Here is a concrete example of the sort of thing I thought lldbassert was for. In DWARFExpression::AddressRangeForLocationListEntry if we come across a LocationList format we don't understand, we do:

default:
  // Not supported entry type
  lldbassert(false && "Not supported location list type");
  return false;

IMO, this example should be changed to

return llvm::make_error<DWARFError>("Unsupported location list type");

and let someone higher up handle this.

We may be talking at cross-purposes...

I think it would be fine to convert this FUNCTION to return an llvm::Error that enforces the error gets handled properly. But that's orthogonal to whether we do an lldbassert before returning the make_error (or "return false").

The whole point of lldbasserts as I understood it was is to catch problems that we can and should always recover from IRL as efficiently as possible in the testsuite.
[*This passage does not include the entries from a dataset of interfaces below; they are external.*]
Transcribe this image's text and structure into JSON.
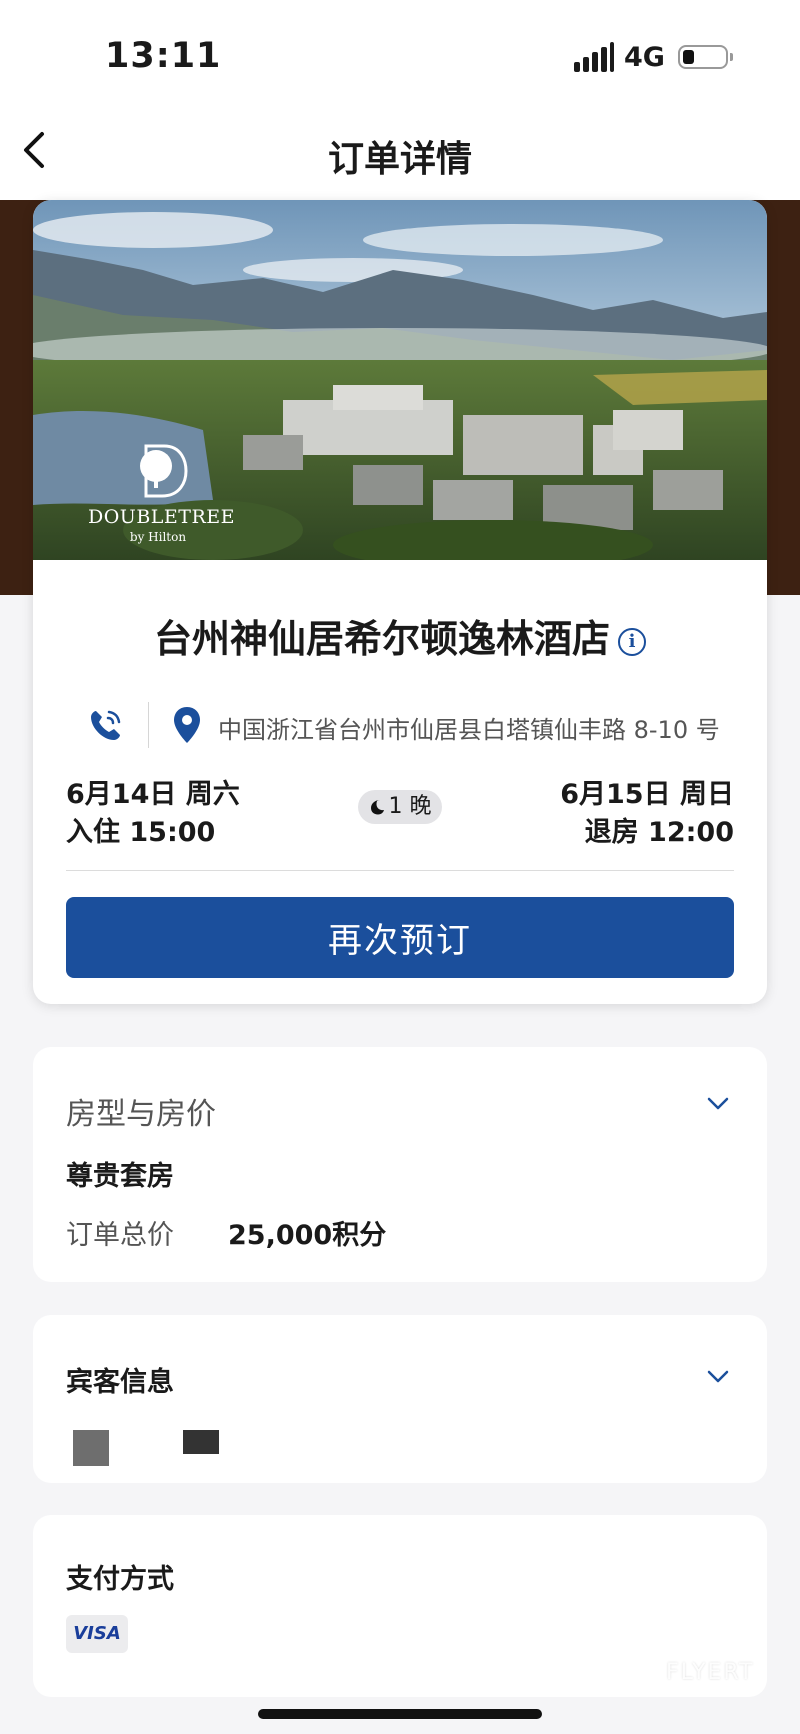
{
  "status_bar": {
    "time": "13:11",
    "network": "4G",
    "battery_level": 0.2
  },
  "nav": {
    "title": "订单详情",
    "back_icon": "chevron-left-icon"
  },
  "hotel": {
    "logo_text": "DOUBLETREE",
    "logo_sub": "by Hilton",
    "name": "台州神仙居希尔顿逸林酒店",
    "address": "中国浙江省台州市仙居县白塔镇仙丰路 8-10 号",
    "check_in_date": "6月14日 周六",
    "check_in_time": "入住 15:00",
    "nights": "1 晚",
    "check_out_date": "6月15日 周日",
    "check_out_time": "退房 12:00",
    "rebook_label": "再次预订"
  },
  "room_section": {
    "title": "房型与房价",
    "room_type": "尊贵套房",
    "total_label": "订单总价",
    "total_value": "25,000积分"
  },
  "guest_section": {
    "title": "宾客信息"
  },
  "payment_section": {
    "title": "支付方式",
    "card_brand": "VISA"
  },
  "watermark": "FLYERT",
  "colors": {
    "accent": "#1b4f9c",
    "brown_band": "#3d2112",
    "background": "#f5f5f7"
  }
}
If this function returned an error, and all the code above was doing the right thing, then some one in the call stack will deal with the return and finally end up producing some user-visible failure (i.e. "can't view variable X"). However, you will only catch the failure in the testsuite if the place where we ran across this bad format happened to be a variable that a test asserted. Then we would see a test case failure and would go debug it and figure out what we needed to do, and all would be good.

But if we put an lldbassert before the return, then we wouldn't have to rely on what exactly the test checked. As long as we passed through this code with the unexpected format we would assert, the test would fail at that point, and we would know something went wrong and that we should go fix it. So the chance that the testsuite would catch this problem for us is increased by the lldbassert.

labath accepted this revision.Mar 29 2019, 12:10 AM

In this case it might be better to print an error at the problem site. You could certainly do this with an assert and a printf. lldbassert just provides a convenient way to do that.

So I would say: use lldbassert for recoverable errors that you would want to catch at the error site in testing, and would want to warn about (as opposed to logging) at the error site in the field.

I just realized that this can cause problems with tests that specifically check the handling of invalid/corrupted debug info (which we don't have many of right now, but we probably should). Normally, you would want to test that lldb gracefully recovers from such a situation, but then in a debug build this will just crash. Theoretically, we could make this behavior dependent on at runtime property (LLDB_ASSERT_SANE_COMPILER=True), but that may just make things too complicated.

However, I do agree that lldbasserts should be used sparingly. I'm thinking of the gdb "complaints" which would print a message for everything that wasn't copasetic in debug info. In practice you would either get no complaints, or you would get a new compiler that did one or two bad things MANY times, and so you would get a spew of complaints and you really wouldn't be able to use the debugger w/o turning them off altogether.

So you have to make sure that they are not used in situations where they are going to be noisy.

It should be fairly easy to whip up a helper function, which reports an error only once. Perhaps something like:

switch(form) {
...
default:
  static std::once_flag report_bad_dw_form;
  report_once(report_bad_dw_form, "Unknown form: {0}", form);
  return something;
}

This would even allow you to place the once_flag inside some object, and get the error reported once for each (e.g.) Module that we are processing.

Another problem with lldb_assert() is that in its current form it prints to stderr, which AFAIK is not even visible when LLDB is invoked from an IDE like Xcode.

I like Pavel's suggestion of having a report_once function.

It looks like everybody seems to agree that lldb_assert has some useful ideas but is flawed in its implementation. I'm going to land this patch and we can continue improving or building a replacement for lldb_assert independently from this.

Closed by commit rL357268: Don't abort() in lldb_assert and document why. (authored by adrian, committed by ). · Explain WhyMar 29 2019, 9:12 AM
This revision was automatically updated to reflect the committed changes.
Herald added a project: Restricted Project. · View Herald TranscriptMar 29 2019, 9:12 AM